- _What this task involves_: Note how many lines in these entries contain "Presets", and reply with that number alone.

Items from an interface collection

[Start of Attachment]

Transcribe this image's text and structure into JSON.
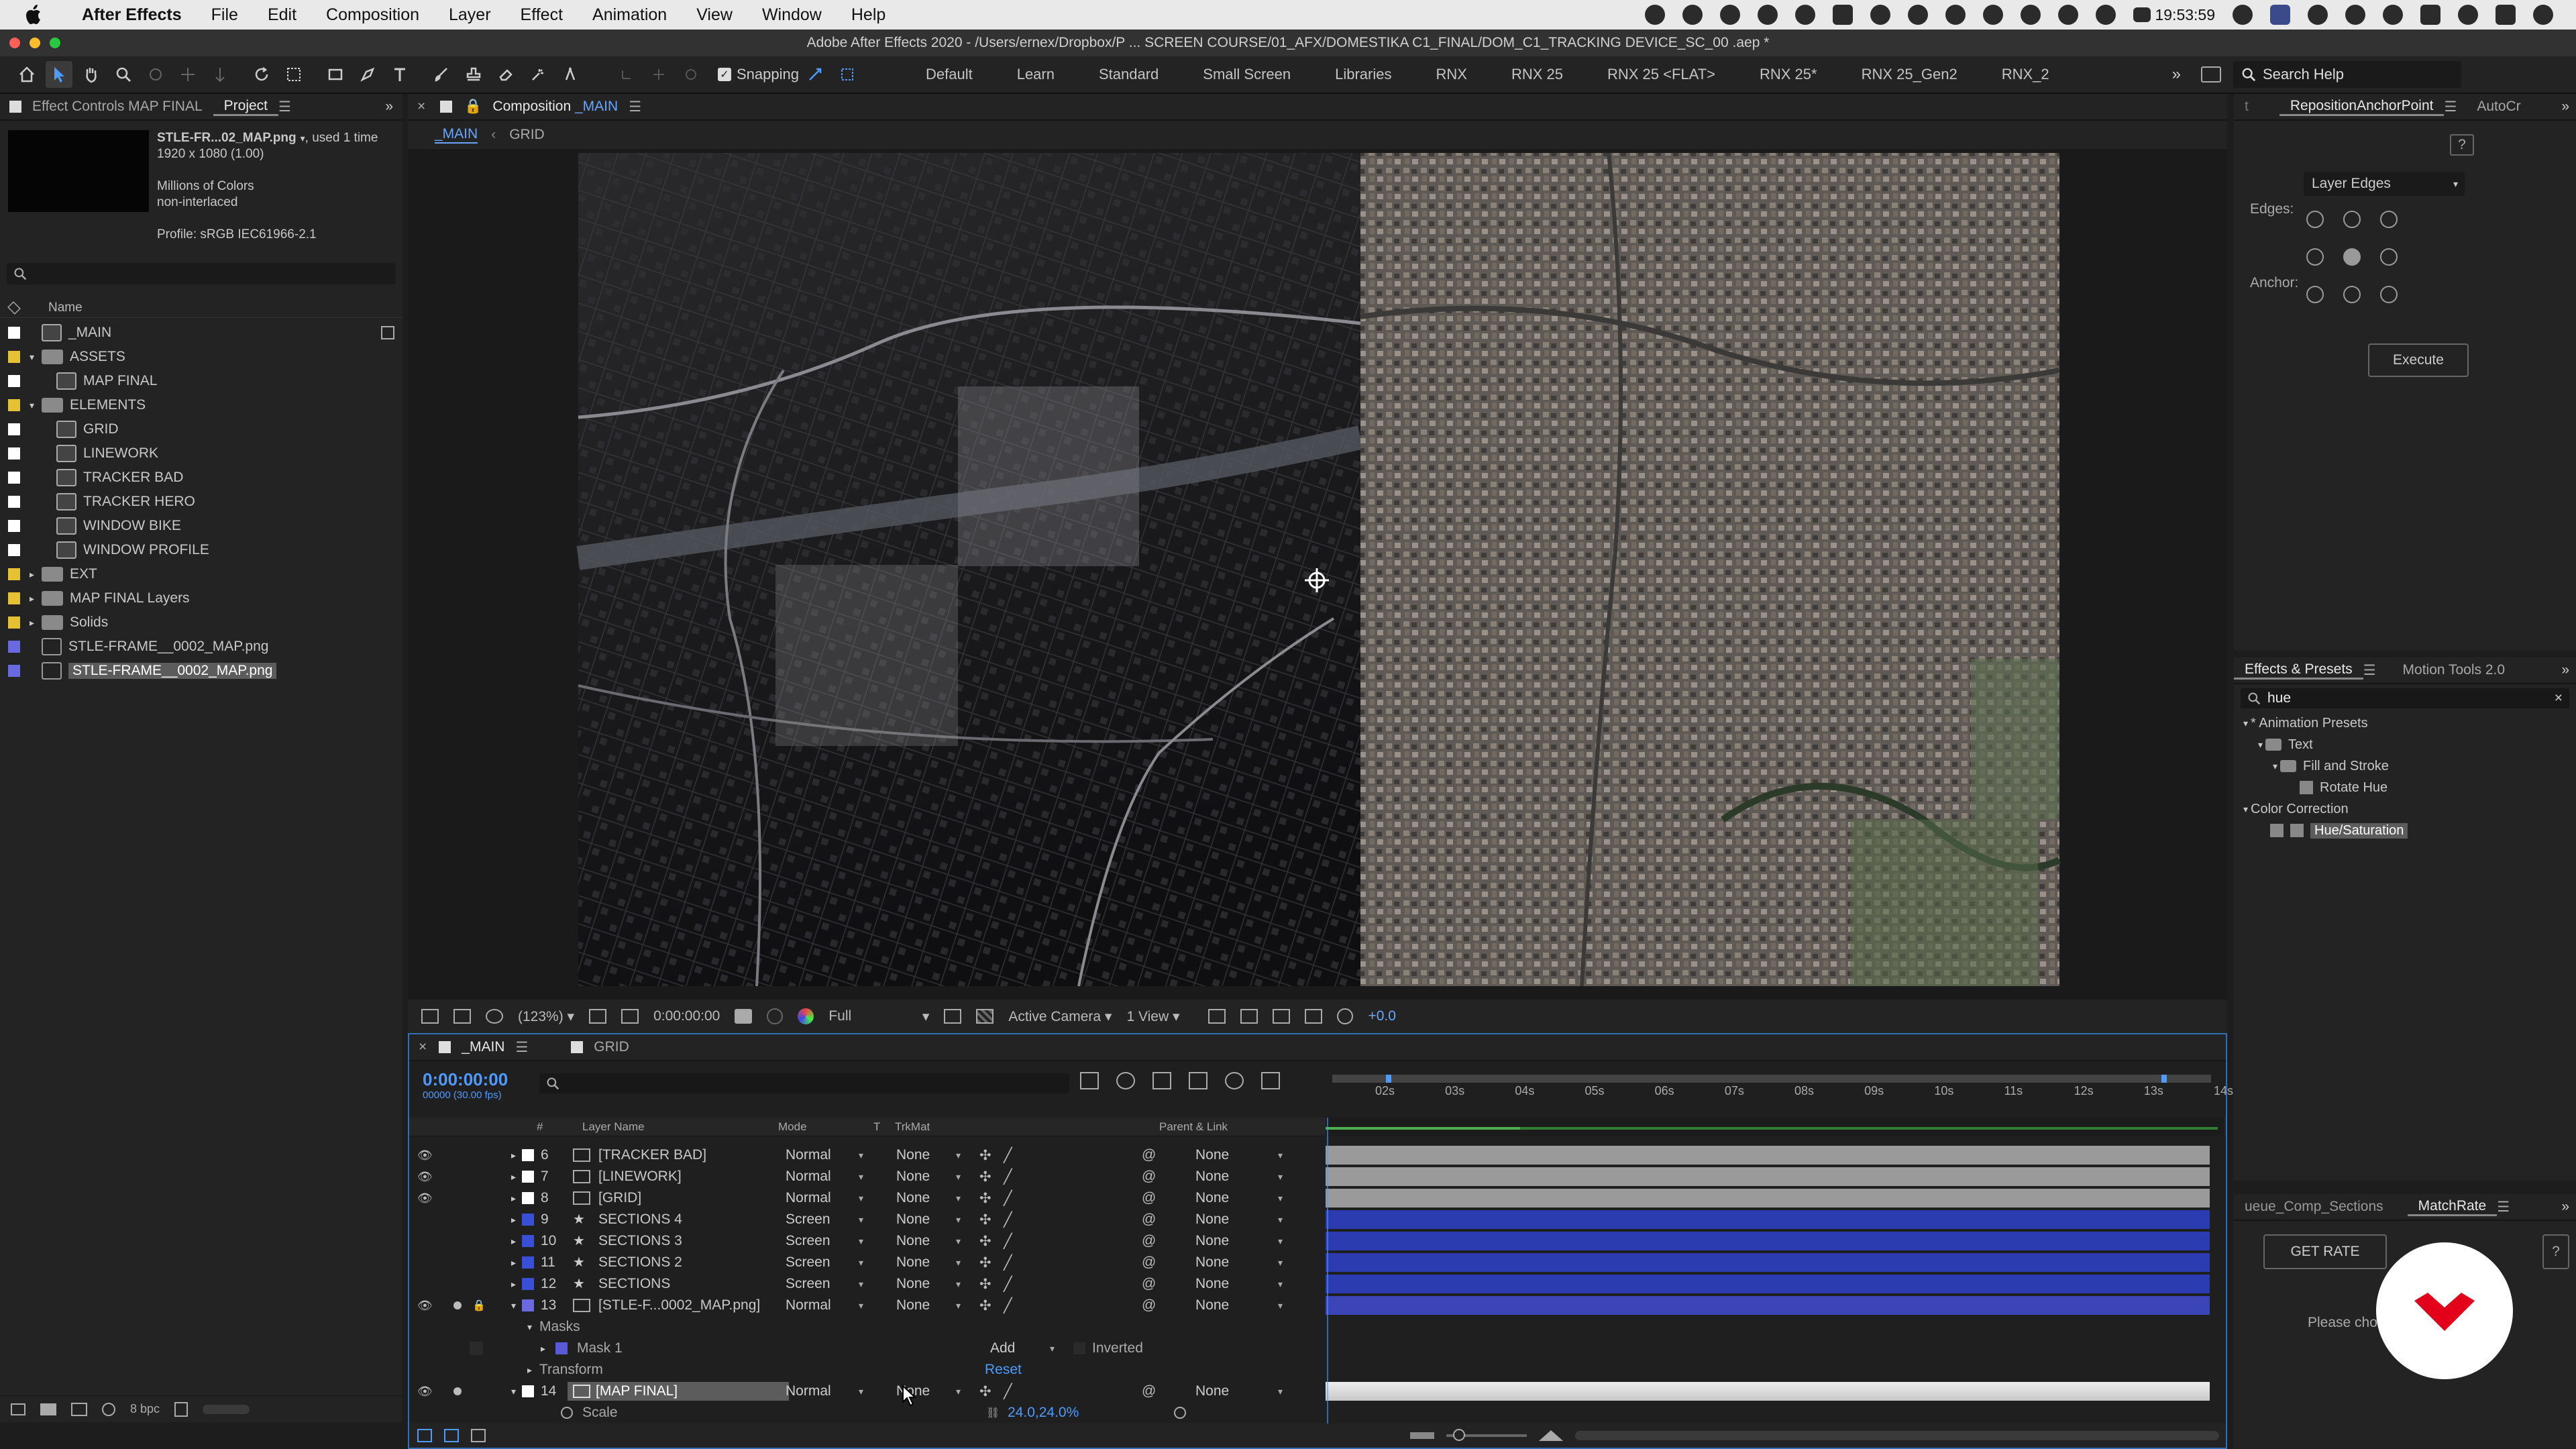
{
  "menubar": {
    "app_name": "After Effects",
    "menus": [
      "File",
      "Edit",
      "Composition",
      "Layer",
      "Effect",
      "Animation",
      "View",
      "Window",
      "Help"
    ],
    "time": "19:53:59"
  },
  "titlebar": {
    "title": "Adobe After Effects 2020 - /Users/ernex/Dropbox/P ... SCREEN COURSE/01_AFX/DOMESTIKA C1_FINAL/DOM_C1_TRACKING DEVICE_SC_00 .aep *"
  },
  "toolbar": {
    "snapping_label": "Snapping",
    "workspaces": [
      "Default",
      "Learn",
      "Standard",
      "Small Screen",
      "Libraries",
      "RNX",
      "RNX 25",
      "RNX 25 <FLAT>",
      "RNX 25*",
      "RNX 25_Gen2",
      "RNX_2"
    ],
    "search_placeholder": "Search Help"
  },
  "project": {
    "tabs": [
      "Effect Controls MAP FINAL",
      "Project"
    ],
    "preview": {
      "name": "STLE-FR...02_MAP.png",
      "used": ", used 1 time",
      "dimensions": "1920 x 1080 (1.00)",
      "colors": "Millions of Colors",
      "interlace": "non-interlaced",
      "profile": "Profile: sRGB IEC61966-2.1"
    },
    "column_name": "Name",
    "items": [
      {
        "name": "_MAIN",
        "type": "comp",
        "indent": 0,
        "label": "#ffffff"
      },
      {
        "name": "ASSETS",
        "type": "folder",
        "indent": 0,
        "label": "#e4c234",
        "open": true
      },
      {
        "name": "MAP FINAL",
        "type": "comp",
        "indent": 1,
        "label": "#ffffff"
      },
      {
        "name": "ELEMENTS",
        "type": "folder",
        "indent": 0,
        "label": "#e4c234",
        "open": true
      },
      {
        "name": "GRID",
        "type": "comp",
        "indent": 1,
        "label": "#ffffff"
      },
      {
        "name": "LINEWORK",
        "type": "comp",
        "indent": 1,
        "label": "#ffffff"
      },
      {
        "name": "TRACKER BAD",
        "type": "comp",
        "indent": 1,
        "label": "#ffffff"
      },
      {
        "name": "TRACKER HERO",
        "type": "comp",
        "indent": 1,
        "label": "#ffffff"
      },
      {
        "name": "WINDOW BIKE",
        "type": "comp",
        "indent": 1,
        "label": "#ffffff"
      },
      {
        "name": "WINDOW PROFILE",
        "type": "comp",
        "indent": 1,
        "label": "#ffffff"
      },
      {
        "name": "EXT",
        "type": "folder",
        "indent": 0,
        "label": "#e4c234",
        "open": false
      },
      {
        "name": "MAP FINAL Layers",
        "type": "folder",
        "indent": 0,
        "label": "#e4c234",
        "open": false
      },
      {
        "name": "Solids",
        "type": "folder",
        "indent": 0,
        "label": "#e4c234",
        "open": false
      },
      {
        "name": "STLE-FRAME__0002_MAP.png",
        "type": "file",
        "indent": 0,
        "label": "#6a6ae0"
      },
      {
        "name": "STLE-FRAME__0002_MAP.png",
        "type": "file",
        "indent": 0,
        "label": "#6a6ae0",
        "selected": true
      }
    ],
    "footer_bpc": "8 bpc"
  },
  "composition": {
    "tab_label": "Composition",
    "comp_name": "_MAIN",
    "breadcrumbs": [
      "_MAIN",
      "GRID"
    ],
    "zoom": "(123%)",
    "timecode": "0:00:00:00",
    "resolution": "Full",
    "camera": "Active Camera",
    "views": "1 View",
    "exposure": "+0.0"
  },
  "timeline": {
    "tabs": [
      "_MAIN",
      "GRID"
    ],
    "timecode": "0:00:00:00",
    "frame_info": "00000 (30.00 fps)",
    "headers": {
      "num": "#",
      "layer_name": "Layer Name",
      "mode": "Mode",
      "t": "T",
      "trkmat": "TrkMat",
      "parent": "Parent & Link"
    },
    "ruler": [
      "02s",
      "03s",
      "04s",
      "05s",
      "06s",
      "07s",
      "08s",
      "09s",
      "10s",
      "11s",
      "12s",
      "13s",
      "14s"
    ],
    "layers": [
      {
        "num": "6",
        "name": "[TRACKER BAD]",
        "mode": "Normal",
        "trkmat": "None",
        "parent": "None",
        "label": "#ffffff",
        "kind": "comp",
        "bar": "#9a9a9a"
      },
      {
        "num": "7",
        "name": "[LINEWORK]",
        "mode": "Normal",
        "trkmat": "None",
        "parent": "None",
        "label": "#ffffff",
        "kind": "comp",
        "bar": "#9a9a9a"
      },
      {
        "num": "8",
        "name": "[GRID]",
        "mode": "Normal",
        "trkmat": "None",
        "parent": "None",
        "label": "#ffffff",
        "kind": "comp",
        "bar": "#9a9a9a"
      },
      {
        "num": "9",
        "name": "SECTIONS 4",
        "mode": "Screen",
        "trkmat": "None",
        "parent": "None",
        "label": "#3a4fd8",
        "kind": "shape",
        "bar": "#2b3bb0"
      },
      {
        "num": "10",
        "name": "SECTIONS 3",
        "mode": "Screen",
        "trkmat": "None",
        "parent": "None",
        "label": "#3a4fd8",
        "kind": "shape",
        "bar": "#2b3bb0"
      },
      {
        "num": "11",
        "name": "SECTIONS 2",
        "mode": "Screen",
        "trkmat": "None",
        "parent": "None",
        "label": "#3a4fd8",
        "kind": "shape",
        "bar": "#2b3bb0"
      },
      {
        "num": "12",
        "name": "SECTIONS",
        "mode": "Screen",
        "trkmat": "None",
        "parent": "None",
        "label": "#3a4fd8",
        "kind": "shape",
        "bar": "#2b3bb0"
      },
      {
        "num": "13",
        "name": "[STLE-F...0002_MAP.png]",
        "mode": "Normal",
        "trkmat": "None",
        "parent": "None",
        "label": "#6a6ae0",
        "kind": "file",
        "bar": "#3b45b8"
      }
    ],
    "masks_label": "Masks",
    "mask1": {
      "name": "Mask 1",
      "mode": "Add",
      "inverted": "Inverted"
    },
    "transform_label": "Transform",
    "reset_label": "Reset",
    "layer14": {
      "num": "14",
      "name": "[MAP FINAL]",
      "mode": "Normal",
      "trkmat": "None",
      "parent": "None"
    },
    "scale_label": "Scale",
    "scale_value": "24.0,24.0%"
  },
  "reposition_panel": {
    "tab": "RepositionAnchorPoint",
    "tab2": "AutoCr",
    "help": "?",
    "dropdown": "Layer Edges",
    "edges_label": "Edges:",
    "anchor_label": "Anchor:",
    "execute": "Execute"
  },
  "effects_panel": {
    "tabs": [
      "Effects & Presets",
      "Motion Tools 2.0"
    ],
    "search_value": "hue",
    "tree": [
      {
        "label": "* Animation Presets",
        "indent": 0,
        "kind": "twirl"
      },
      {
        "label": "Text",
        "indent": 1,
        "kind": "folder"
      },
      {
        "label": "Fill and Stroke",
        "indent": 2,
        "kind": "folder"
      },
      {
        "label": "Rotate Hue",
        "indent": 3,
        "kind": "preset"
      },
      {
        "label": "Color Correction",
        "indent": 0,
        "kind": "twirl"
      },
      {
        "label": "Hue/Saturation",
        "indent": 1,
        "kind": "effect",
        "selected": true
      }
    ]
  },
  "matchrate_panel": {
    "tabs": [
      "ueue_Comp_Sections",
      "MatchRate"
    ],
    "button": "GET RATE",
    "message": "Please choos"
  }
}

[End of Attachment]

- _Answer to the problem_: 2